╔══

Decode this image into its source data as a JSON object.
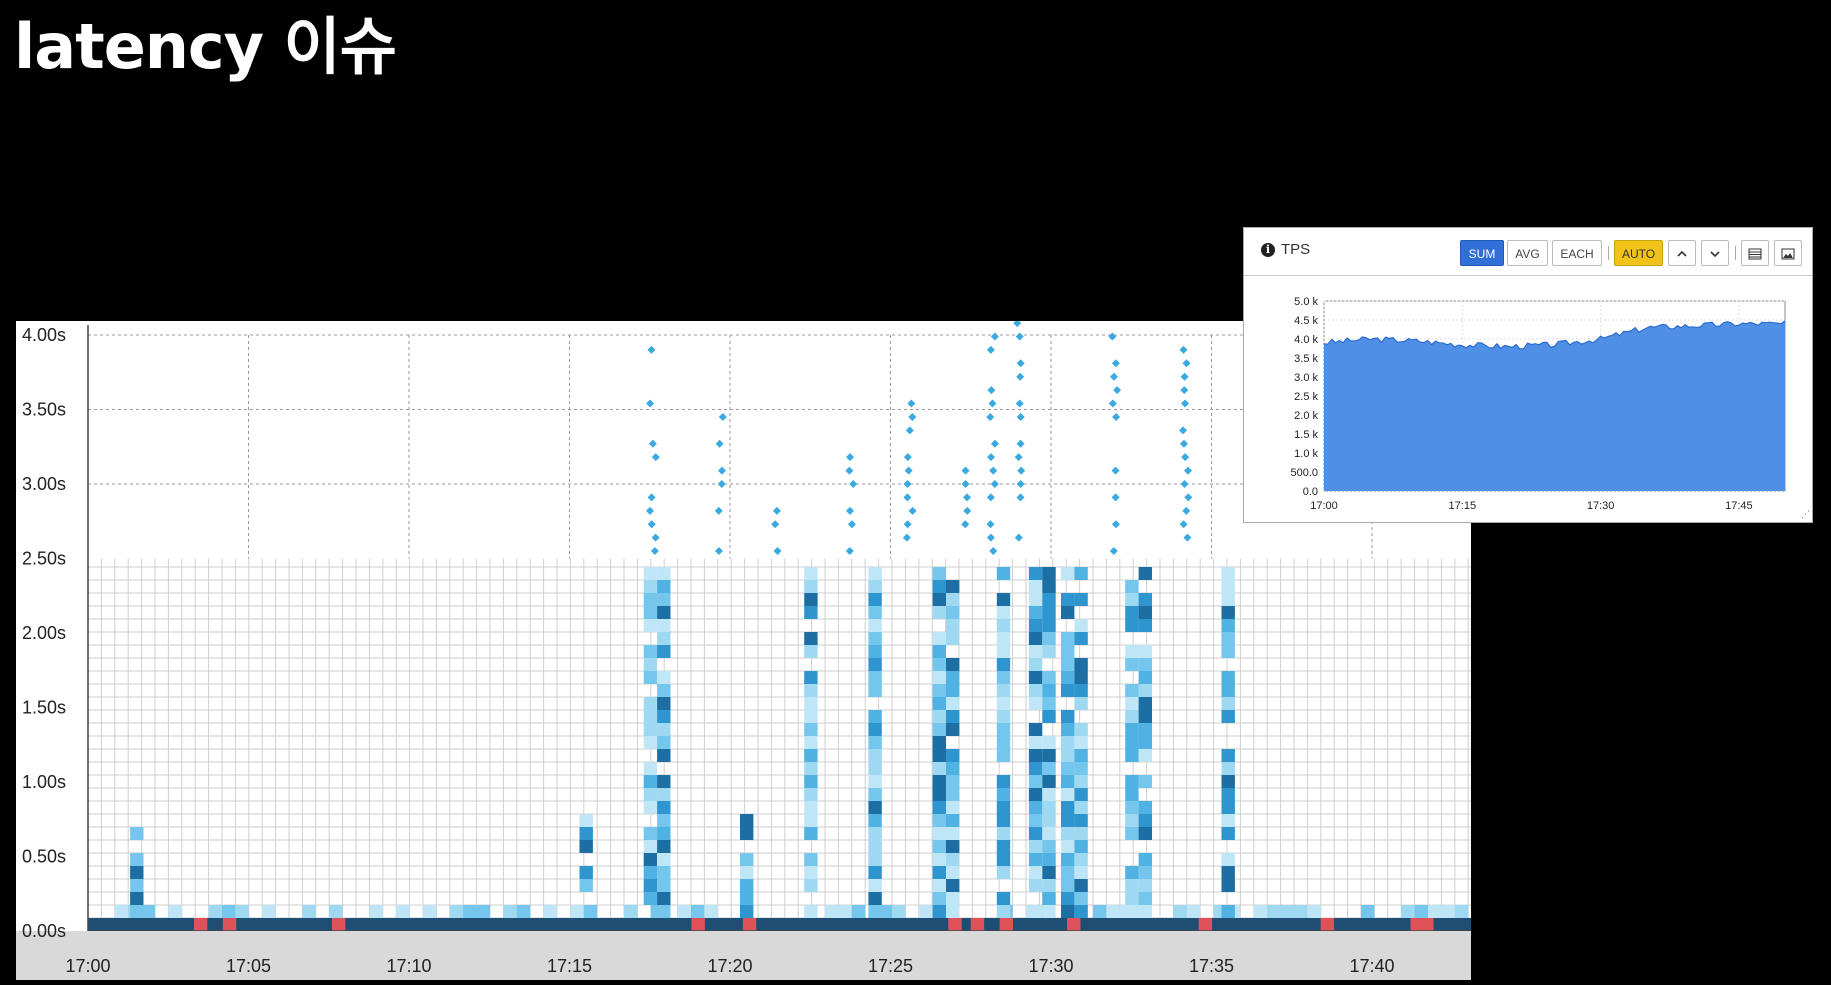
{
  "slide": {
    "title": "latency 이슈"
  },
  "heatmap": {
    "y_tick_labels": [
      "0.00s",
      "0.50s",
      "1.00s",
      "1.50s",
      "2.00s",
      "2.50s",
      "3.00s",
      "3.50s",
      "4.00s"
    ],
    "x_tick_labels": [
      "17:00",
      "17:05",
      "17:10",
      "17:15",
      "17:20",
      "17:25",
      "17:30",
      "17:35",
      "17:40"
    ],
    "colors": {
      "error_red": "#e0525a",
      "base_band": "#1e4e73",
      "grid": "#cfcfcf",
      "dot": "#3aa9e0"
    }
  },
  "tps_panel": {
    "title": "TPS",
    "info_icon": "info-icon",
    "buttons": {
      "sum": "SUM",
      "avg": "AVG",
      "each": "EACH",
      "auto": "AUTO"
    },
    "icons": [
      "chevron-up-icon",
      "chevron-down-icon",
      "table-icon",
      "image-icon"
    ],
    "colors": {
      "sum_active": "#2f6fd6",
      "auto_active": "#f1c319",
      "area_fill": "#4f8fe6",
      "area_line": "#2c6bd0"
    }
  },
  "chart_data": [
    {
      "type": "heatmap",
      "title": "",
      "xlabel": "",
      "ylabel": "",
      "x_range": [
        "17:00",
        "17:43"
      ],
      "y_range_seconds": [
        0,
        4.0
      ],
      "grid": true,
      "spike_times": [
        "17:01",
        "17:15",
        "17:17",
        "17:20",
        "17:22",
        "17:24",
        "17:26",
        "17:28",
        "17:29",
        "17:30",
        "17:32",
        "17:35"
      ],
      "x_ticks": [
        "17:00",
        "17:05",
        "17:10",
        "17:15",
        "17:20",
        "17:25",
        "17:30",
        "17:35",
        "17:40"
      ],
      "y_ticks": [
        "0.00s",
        "0.50s",
        "1.00s",
        "1.50s",
        "2.00s",
        "2.50s",
        "3.00s",
        "3.50s",
        "4.00s"
      ]
    },
    {
      "type": "area",
      "title": "TPS",
      "series": [
        {
          "name": "TPS",
          "x": [
            "17:00",
            "17:05",
            "17:10",
            "17:15",
            "17:20",
            "17:25",
            "17:30",
            "17:35",
            "17:40",
            "17:45",
            "17:50"
          ],
          "values": [
            3900,
            4000,
            3950,
            3850,
            3800,
            3850,
            4000,
            4300,
            4350,
            4400,
            4400
          ]
        }
      ],
      "x_ticks": [
        "17:00",
        "17:15",
        "17:30",
        "17:45"
      ],
      "y_ticks": [
        "0.0",
        "500.0",
        "1.0 k",
        "1.5 k",
        "2.0 k",
        "2.5 k",
        "3.0 k",
        "3.5 k",
        "4.0 k",
        "4.5 k",
        "5.0 k"
      ],
      "ylim": [
        0,
        5000
      ],
      "grid": true
    }
  ]
}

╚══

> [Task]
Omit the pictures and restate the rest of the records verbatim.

> [Answer section]
Decode this image into its source data as a JSON object.
{
  "slide": {
    "title": "latency 이슈"
  },
  "heatmap": {
    "y_tick_labels": [
      "0.00s",
      "0.50s",
      "1.00s",
      "1.50s",
      "2.00s",
      "2.50s",
      "3.00s",
      "3.50s",
      "4.00s"
    ],
    "x_tick_labels": [
      "17:00",
      "17:05",
      "17:10",
      "17:15",
      "17:20",
      "17:25",
      "17:30",
      "17:35",
      "17:40"
    ],
    "colors": {
      "error_red": "#e0525a",
      "base_band": "#1e4e73",
      "grid": "#cfcfcf",
      "dot": "#3aa9e0"
    }
  },
  "tps_panel": {
    "title": "TPS",
    "info_icon": "info-icon",
    "buttons": {
      "sum": "SUM",
      "avg": "AVG",
      "each": "EACH",
      "auto": "AUTO"
    },
    "icons": [
      "chevron-up-icon",
      "chevron-down-icon",
      "table-icon",
      "image-icon"
    ],
    "colors": {
      "sum_active": "#2f6fd6",
      "auto_active": "#f1c319",
      "area_fill": "#4f8fe6",
      "area_line": "#2c6bd0"
    }
  },
  "chart_data": [
    {
      "type": "heatmap",
      "title": "",
      "xlabel": "",
      "ylabel": "",
      "x_range": [
        "17:00",
        "17:43"
      ],
      "y_range_seconds": [
        0,
        4.0
      ],
      "grid": true,
      "spike_times": [
        "17:01",
        "17:15",
        "17:17",
        "17:20",
        "17:22",
        "17:24",
        "17:26",
        "17:28",
        "17:29",
        "17:30",
        "17:32",
        "17:35"
      ],
      "x_ticks": [
        "17:00",
        "17:05",
        "17:10",
        "17:15",
        "17:20",
        "17:25",
        "17:30",
        "17:35",
        "17:40"
      ],
      "y_ticks": [
        "0.00s",
        "0.50s",
        "1.00s",
        "1.50s",
        "2.00s",
        "2.50s",
        "3.00s",
        "3.50s",
        "4.00s"
      ]
    },
    {
      "type": "area",
      "title": "TPS",
      "series": [
        {
          "name": "TPS",
          "x": [
            "17:00",
            "17:05",
            "17:10",
            "17:15",
            "17:20",
            "17:25",
            "17:30",
            "17:35",
            "17:40",
            "17:45",
            "17:50"
          ],
          "values": [
            3900,
            4000,
            3950,
            3850,
            3800,
            3850,
            4000,
            4300,
            4350,
            4400,
            4400
          ]
        }
      ],
      "x_ticks": [
        "17:00",
        "17:15",
        "17:30",
        "17:45"
      ],
      "y_ticks": [
        "0.0",
        "500.0",
        "1.0 k",
        "1.5 k",
        "2.0 k",
        "2.5 k",
        "3.0 k",
        "3.5 k",
        "4.0 k",
        "4.5 k",
        "5.0 k"
      ],
      "ylim": [
        0,
        5000
      ],
      "grid": true
    }
  ]
}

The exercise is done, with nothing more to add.